» **What to produce**
Any images in the material are to be dropped while every line is retyped exactly.

↓

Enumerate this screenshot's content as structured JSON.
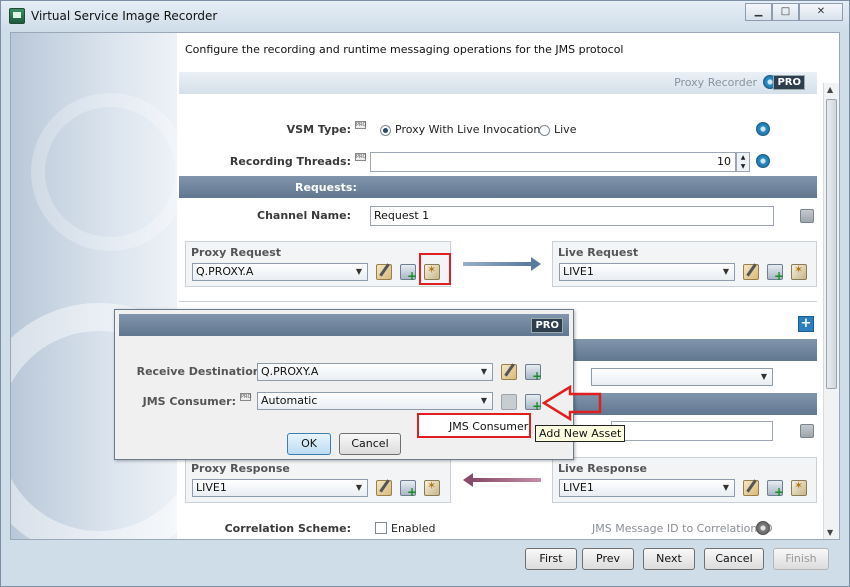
{
  "window": {
    "title": "Virtual Service Image Recorder"
  },
  "description": "Configure the recording and runtime messaging operations for the JMS protocol",
  "proxy_bar": {
    "label": "Proxy Recorder",
    "badge": "PRO"
  },
  "vsm_type": {
    "label": "VSM Type:",
    "option1": "Proxy With Live Invocation",
    "option2": "Live",
    "selected": "Proxy With Live Invocation"
  },
  "recording_threads": {
    "label": "Recording Threads:",
    "value": "10"
  },
  "requests": {
    "header": "Requests:",
    "channel_name_label": "Channel Name:",
    "channel_name_value": "Request 1",
    "proxy_request_title": "Proxy Request",
    "proxy_request_value": "Q.PROXY.A",
    "live_request_title": "Live Request",
    "live_request_value": "LIVE1"
  },
  "responses": {
    "proxy_response_title": "Proxy Response",
    "proxy_response_value": "LIVE1",
    "live_response_title": "Live Response",
    "live_response_value": "LIVE1",
    "correlation_label": "Correlation Scheme:",
    "correlation_checkbox": "Enabled",
    "correlation_type": "JMS Message ID to Correlation ID"
  },
  "dialog": {
    "badge": "PRO",
    "receive_destination_label": "Receive Destination:",
    "receive_destination_value": "Q.PROXY.A",
    "jms_consumer_label": "JMS Consumer:",
    "jms_consumer_value": "Automatic",
    "ok": "OK",
    "cancel": "Cancel"
  },
  "popup": {
    "item": "JMS Consumer"
  },
  "tooltip": "Add New Asset",
  "nav": {
    "first": "First",
    "prev": "Prev",
    "next": "Next",
    "cancel": "Cancel",
    "finish": "Finish"
  },
  "colors": {
    "accent_red": "#e02020",
    "header_blue": "#6e849c"
  }
}
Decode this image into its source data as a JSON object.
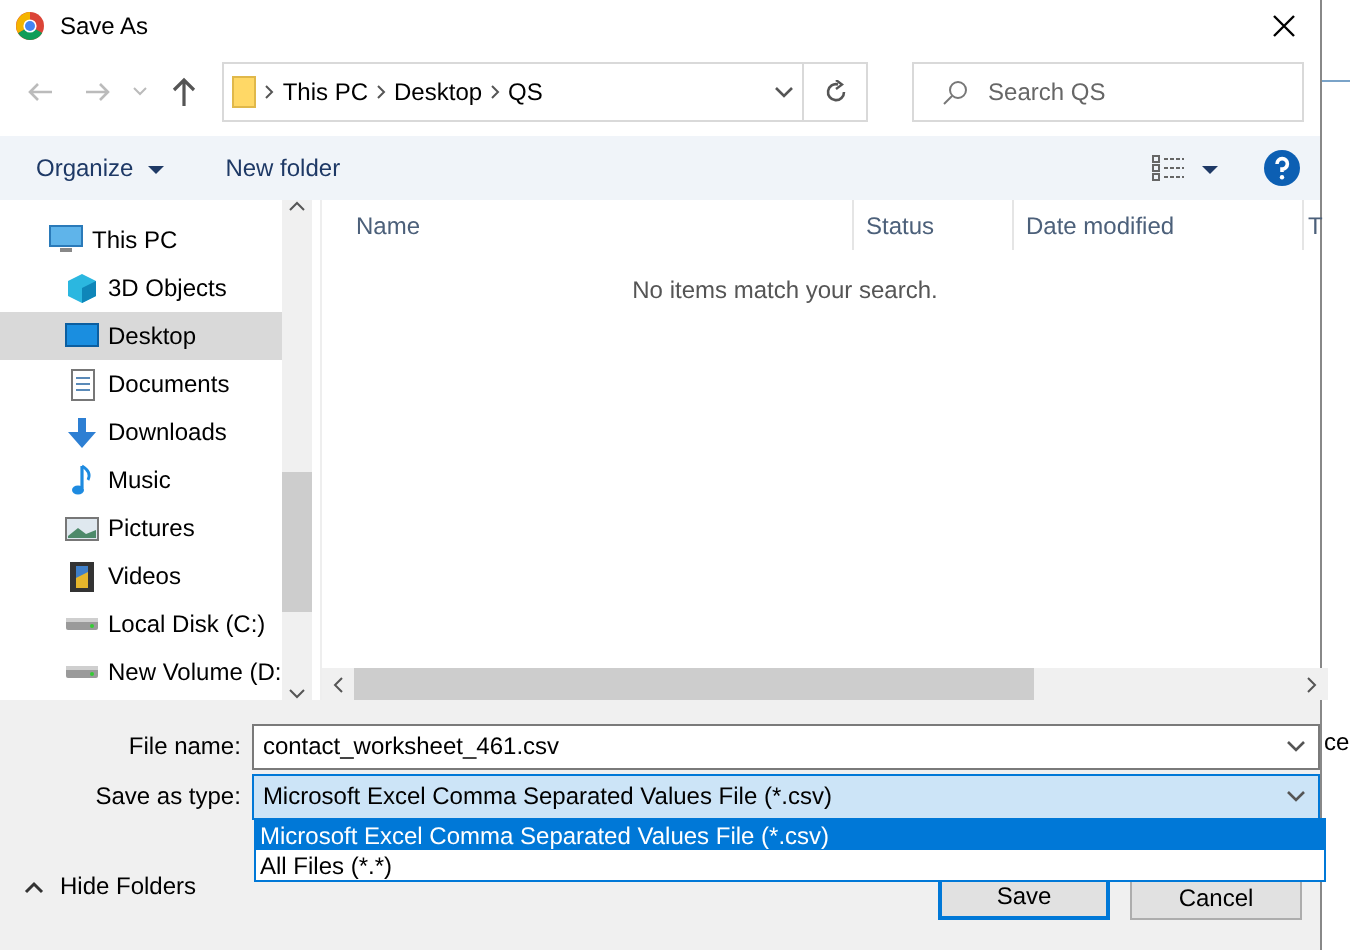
{
  "window": {
    "title": "Save As"
  },
  "address": {
    "crumbs": [
      "This PC",
      "Desktop",
      "QS"
    ]
  },
  "search": {
    "placeholder": "Search QS"
  },
  "toolbar": {
    "organize": "Organize",
    "new_folder": "New folder"
  },
  "sidebar": {
    "items": [
      {
        "label": "This PC",
        "kind": "pc",
        "selected": false
      },
      {
        "label": "3D Objects",
        "kind": "cube",
        "selected": false
      },
      {
        "label": "Desktop",
        "kind": "desktop",
        "selected": true
      },
      {
        "label": "Documents",
        "kind": "document",
        "selected": false
      },
      {
        "label": "Downloads",
        "kind": "download",
        "selected": false
      },
      {
        "label": "Music",
        "kind": "music",
        "selected": false
      },
      {
        "label": "Pictures",
        "kind": "pictures",
        "selected": false
      },
      {
        "label": "Videos",
        "kind": "video",
        "selected": false
      },
      {
        "label": "Local Disk (C:)",
        "kind": "drive",
        "selected": false
      },
      {
        "label": "New Volume (D:",
        "kind": "drive",
        "selected": false
      }
    ]
  },
  "table": {
    "columns": [
      "Name",
      "Status",
      "Date modified",
      "T"
    ],
    "empty_message": "No items match your search."
  },
  "form": {
    "file_name_label": "File name:",
    "file_name": "contact_worksheet_461.csv",
    "type_label": "Save as type:",
    "type_value": "Microsoft Excel Comma Separated Values File (*.csv)",
    "type_options": [
      {
        "label": "Microsoft Excel Comma Separated Values File (*.csv)",
        "selected": true
      },
      {
        "label": "All Files (*.*)",
        "selected": false
      }
    ]
  },
  "hide_folders": "Hide Folders",
  "buttons": [
    "Save",
    "Cancel"
  ],
  "background_text": "ce"
}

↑

» **Solution to this exercise**
Enumerate this screenshot's content as structured JSON.
{
  "window": {
    "title": "Virtual Service Image Recorder"
  },
  "description": "Configure the recording and runtime messaging operations for the JMS protocol",
  "proxy_bar": {
    "label": "Proxy Recorder",
    "badge": "PRO"
  },
  "vsm_type": {
    "label": "VSM Type:",
    "option1": "Proxy With Live Invocation",
    "option2": "Live",
    "selected": "Proxy With Live Invocation"
  },
  "recording_threads": {
    "label": "Recording Threads:",
    "value": "10"
  },
  "requests": {
    "header": "Requests:",
    "channel_name_label": "Channel Name:",
    "channel_name_value": "Request 1",
    "proxy_request_title": "Proxy Request",
    "proxy_request_value": "Q.PROXY.A",
    "live_request_title": "Live Request",
    "live_request_value": "LIVE1"
  },
  "responses": {
    "proxy_response_title": "Proxy Response",
    "proxy_response_value": "LIVE1",
    "live_response_title": "Live Response",
    "live_response_value": "LIVE1",
    "correlation_label": "Correlation Scheme:",
    "correlation_checkbox": "Enabled",
    "correlation_type": "JMS Message ID to Correlation ID"
  },
  "dialog": {
    "badge": "PRO",
    "receive_destination_label": "Receive Destination:",
    "receive_destination_value": "Q.PROXY.A",
    "jms_consumer_label": "JMS Consumer:",
    "jms_consumer_value": "Automatic",
    "ok": "OK",
    "cancel": "Cancel"
  },
  "popup": {
    "item": "JMS Consumer"
  },
  "tooltip": "Add New Asset",
  "nav": {
    "first": "First",
    "prev": "Prev",
    "next": "Next",
    "cancel": "Cancel",
    "finish": "Finish"
  },
  "colors": {
    "accent_red": "#e02020",
    "header_blue": "#6e849c"
  }
}
Decode this image into its source data as a JSON object.
{
  "window": {
    "title": "Save As"
  },
  "address": {
    "crumbs": [
      "This PC",
      "Desktop",
      "QS"
    ]
  },
  "search": {
    "placeholder": "Search QS"
  },
  "toolbar": {
    "organize": "Organize",
    "new_folder": "New folder"
  },
  "sidebar": {
    "items": [
      {
        "label": "This PC",
        "kind": "pc",
        "selected": false
      },
      {
        "label": "3D Objects",
        "kind": "cube",
        "selected": false
      },
      {
        "label": "Desktop",
        "kind": "desktop",
        "selected": true
      },
      {
        "label": "Documents",
        "kind": "document",
        "selected": false
      },
      {
        "label": "Downloads",
        "kind": "download",
        "selected": false
      },
      {
        "label": "Music",
        "kind": "music",
        "selected": false
      },
      {
        "label": "Pictures",
        "kind": "pictures",
        "selected": false
      },
      {
        "label": "Videos",
        "kind": "video",
        "selected": false
      },
      {
        "label": "Local Disk (C:)",
        "kind": "drive",
        "selected": false
      },
      {
        "label": "New Volume (D:",
        "kind": "drive",
        "selected": false
      }
    ]
  },
  "table": {
    "columns": [
      "Name",
      "Status",
      "Date modified",
      "T"
    ],
    "empty_message": "No items match your search."
  },
  "form": {
    "file_name_label": "File name:",
    "file_name": "contact_worksheet_461.csv",
    "type_label": "Save as type:",
    "type_value": "Microsoft Excel Comma Separated Values File (*.csv)",
    "type_options": [
      {
        "label": "Microsoft Excel Comma Separated Values File (*.csv)",
        "selected": true
      },
      {
        "label": "All Files (*.*)",
        "selected": false
      }
    ]
  },
  "hide_folders": "Hide Folders",
  "buttons": [
    "Save",
    "Cancel"
  ],
  "background_text": "ce"
}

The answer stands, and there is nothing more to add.